1, 142 Likes 23 Dislikes
There are 3 things that "Amazon gurus" don't tell you about selling on Amazon...
►► EBOOK: How 6-Figure Stores Earn $10k/month - http://wholesaleted.com/4-step
►► How to Launch Your First Amazon Product - https://youtu.be/JPwscpE-53g
***OTHER LINKS REFERENCED IN VIDEO***
►► 5 Mistakes New Importers Make: https://www.youtube.com/watch?v=tb7PNEU1r5w
►► Seller Tradecraft: https://www.youtube.com/channel/UCPHntYYv-dwbTP-g-y4RYsg
Yes, we all know that Amazon gurus love to talk about spending money on fancy cars (and buying Lamborghinis)... but what about the dark sides to the business that they don’t talk about? Here is the truth about selling on Amazon.

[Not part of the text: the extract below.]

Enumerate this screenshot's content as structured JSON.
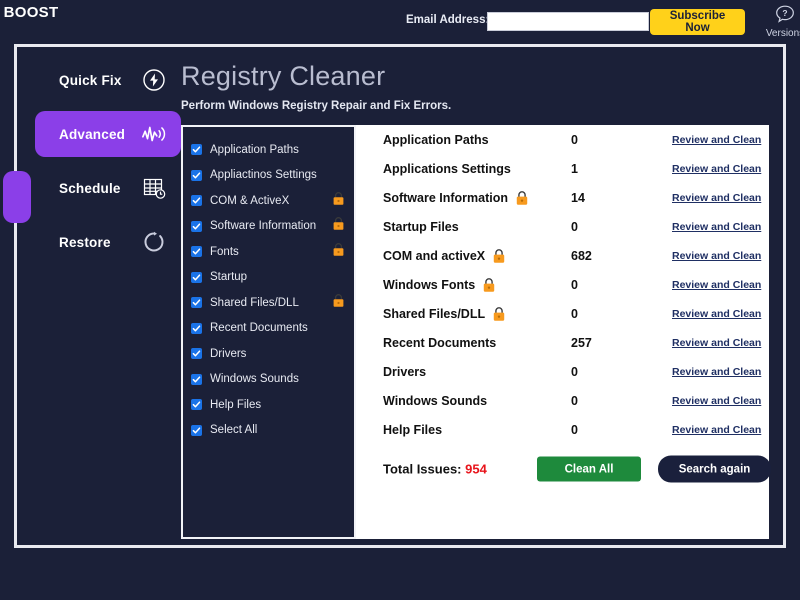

#1: Income Screenshots are REVENUE, NOT Profit
When you see an income screenshot posted by someone, remember that this is the total amount in SALES that they have made. This is not the profit that they have earned. If someone posts that they have made $10,000 in sales last month, this does not take into account the expenses paid to make those sales (like purchasing inventory, the costs of shipping, Amazon FBA fees or costs spent on marketing).
Usually, if someone is making consistent, monthly sales, this is a good indicator that they are making a profit. How much profit you can’t know - but in the industry, the yardstick that most people aim for is to make a 30% profit margin on Amazon FBA private label items.
However, while most people do usually profit from their sales, there is one big exception to this: and that is the first month in business.
When you launch a product on Amazon, to be able to make a large volume of sales, you need to run a launch campaign and use marketing techniques to generate as many sales as possible. To do this, sellers do the following things:
* Send out discount coupons using services like ZonJump.
* Invest money into Amazon PPC ads.
* Discount the price of the item (price competition).
All of these marketing techniques can be very expensive, and they eat into profits. That 30% profit margin is based off customers finding your item organically using the search engine - NOT from people buying it from a discount coupon/from a PPC ad. This means it is very common for new Amazon products to at best break even or, more likely, LOSE money in their first month.
However: it’s worth it. By investing into a launch campaign, you can create a huge volume of sales and push your item to the top of the Amazon search results and make passive, on-going sales into the future.
#2: To Make a Lot of Money, You NEED A LOT OF MONEY!
Unlike dropshipping where you can get started for $500, with Amazon FBA private labeling you’re going to need a lot of money. As Sarah explains in the video, to launch a product that makes $10,000/month in sales, you will need at least $9,000 just for the inventory alone, and that doesn’t include the costs of marketing, tools etc.
However, you don’t need $9,000 to launch a product on Amazon. You can get started with smaller budgets like $3,000, but if you do, you will need to be realistic about the types of products that you choose to sell. Look to sell a product that is on average doing a low monthly sales volume (a good number to look for is around 100 units a month).
Another advantage of these products as well is that they usually have less competition, as most Amazon FBA private labelers want to go after higher volume items. This means you’ll need to spend less money on marketing when launching your product.
#3: It’s Very Easy to Go Into Debt When Running an Amazon FBA Business
When you are running an Amazon FBA business, it is very easy to go into a lot of debt. Why? Well, it’s because your expenses are very high. It’s very expensive to purchase inventory. Most of the money that flows into the business is going to go towards paying for expenses. This means that you need to be careful that you manage that cash in it.
A common trap that Amazon private labelers fall for, especially high-level Amazon businesses, is that they try and expand too quickly. They realize that if they spend money purchasing MORE items and MORE inventory, that they can sell it and make MORE money. And so they use all of the cash they have, and max out their debt, in an attempt to purchase as many items as possible.
And this is all well and good… until they get an unexpected bill, like a tax bill. Normally they could pay it, but because they’ve tied up all of their cash and debt in inventory, they don’t have any money left to pay the bill. And even though they will have the money to pay for it tomorrow, it doesn’t matter, because it needs to be paid for TODAY.
But this can be easily avoided if you manage your cash flow correctly. We strongly recommend you follow the Profit First system!